In this day and age, the very act of disagreement is often taken as a sign of hostility or unbridled, unchecked anger. That's a shame, because disagreement does not have to define a relationship or even mandate how you interact with someone.
As co-Chair of the Technical Council, Mark and I (as Chair of SNIA) clashed on a number of occasions. Some of the conversations got heated, as they are wont to do. As is often the case, discussions frequently centered around the allocation of limited resources that had alternative uses.
I never knew exactly what Mark thought about me or those exchanges, but whenever we met up at a restaurant or a bar afterwards, all the emotion had been left at the conference room table. "Leave it on the field," as they say.
When I published my friend Landon's first-hand account of the Mt. St. Helens eruption in 1980, Mark reached out to me with scans of his mother's own, handwritten, first-hand account. He originally intended for me to read it, merely because he thought I would be interested. When I asked if I could post it and share with others, he seemed genuinely surprised.
To me, this brings a depth and richness to our relationship. I suppose that anyone who has only observed Mark and I in the SNIA or NVMe or T11 meetings would have gotten a very one-sided perspective of the nature of our interactions. It also goes to show just how critical it is to socialize with people outside of those meetings, and also something that was lost during the lockdown years.
Even so, this has left me with many thoughts that I haven't been able to shake.
Even though he was old enough to do so (he was born in 1955), I have a hard time picturing Mark "retired." He certainly didn't act like someone who was preparing for a new lifestyle of leisure. I suppose that he was already doing what he wanted to do, and retirement probably might have just been too much work!
For myself, I'm not yet at that age - I still have a ways to go - but I confess I've often thought about (fantasized?) what it would be like to finally have the time to read, to write, to spend time with my wife and dogs without the need to work 60, 70, even 80 hours a week.
We all react differently to death. A friend sent me the meme/joke you see above, and then immediately apologized. He believed, incorrectly in my view, that it might be perceived as disrespectful. It's as if no one is allowed to laugh - especially at death - after someone has passed away.
I've never believed that. For one thing, Mark was well-known for inappropriate humor at times. It certainly isn't as if he wouldn't have found something funny in the absurd at times like this. For me, when it's my time to go, I hope I leave a lot of reasons for people to laugh at - even at my expense.
This is my favorite picture of Mark. I took this while he was presenting at the Storage Developer Conference (EMEA) in 2018. I love how the shadow of the words perfectly frames his eye.
Speaking of which, this brings me back full circle.

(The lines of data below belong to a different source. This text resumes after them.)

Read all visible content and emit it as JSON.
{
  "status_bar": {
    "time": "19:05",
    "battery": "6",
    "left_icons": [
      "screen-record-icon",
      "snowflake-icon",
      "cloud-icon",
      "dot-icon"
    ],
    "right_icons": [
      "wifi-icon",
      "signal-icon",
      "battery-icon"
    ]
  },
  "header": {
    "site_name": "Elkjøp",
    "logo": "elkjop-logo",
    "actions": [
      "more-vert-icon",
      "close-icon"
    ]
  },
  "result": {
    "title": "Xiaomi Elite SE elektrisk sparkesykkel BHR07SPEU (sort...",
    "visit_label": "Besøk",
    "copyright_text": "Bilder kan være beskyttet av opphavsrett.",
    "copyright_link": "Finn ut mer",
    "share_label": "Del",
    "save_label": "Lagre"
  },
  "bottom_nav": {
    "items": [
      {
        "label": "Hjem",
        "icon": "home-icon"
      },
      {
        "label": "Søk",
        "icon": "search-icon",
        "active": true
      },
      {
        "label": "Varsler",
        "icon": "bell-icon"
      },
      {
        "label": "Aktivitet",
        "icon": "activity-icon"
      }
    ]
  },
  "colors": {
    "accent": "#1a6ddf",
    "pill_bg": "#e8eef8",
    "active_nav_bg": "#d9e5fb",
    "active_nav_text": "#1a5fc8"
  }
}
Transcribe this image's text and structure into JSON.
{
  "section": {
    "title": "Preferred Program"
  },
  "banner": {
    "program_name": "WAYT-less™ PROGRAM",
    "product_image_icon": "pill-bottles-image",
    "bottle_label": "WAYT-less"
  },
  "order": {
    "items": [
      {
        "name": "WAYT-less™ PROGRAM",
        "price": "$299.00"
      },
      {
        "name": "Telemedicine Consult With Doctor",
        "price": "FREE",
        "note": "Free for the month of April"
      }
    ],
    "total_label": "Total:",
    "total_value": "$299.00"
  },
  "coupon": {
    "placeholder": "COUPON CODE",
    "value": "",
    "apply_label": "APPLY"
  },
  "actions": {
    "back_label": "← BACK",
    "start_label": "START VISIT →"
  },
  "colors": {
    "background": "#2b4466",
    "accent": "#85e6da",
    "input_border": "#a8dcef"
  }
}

Mark died at a time when I was losing sight of the bigger picture. Everything was taking precedence, my time was not my own. There were deadlines and pressures from running not just SNIA, but other projects (and even another organization), and handling a lot of stress from a number of different sources.
As I have internalized the passing of a colleague with whom I have worked for well over a decade, it's inevitable to contemplate my own mortality, legacy, and my impact on the world.
It has redirected my attention at my work-life balance, and just how far it was getting out of whack. Even now, as I write this, I feel like I'm "borrowing" from time that could be spent finishing up another tech document, planning yet another meeting (that will soon be forgotten), or diving into a deep technical review.
I don't think that Mark had that trouble, honestly. He didn't really do things that he didn't want to do. He loved the technology, loved working in the groups, and was as enthusiastic about his social time and hobbies equally as much.
I suppose if there's one lasting education that he left behind, it was that it is possible to live hard and play hard and still find a balance somewhere.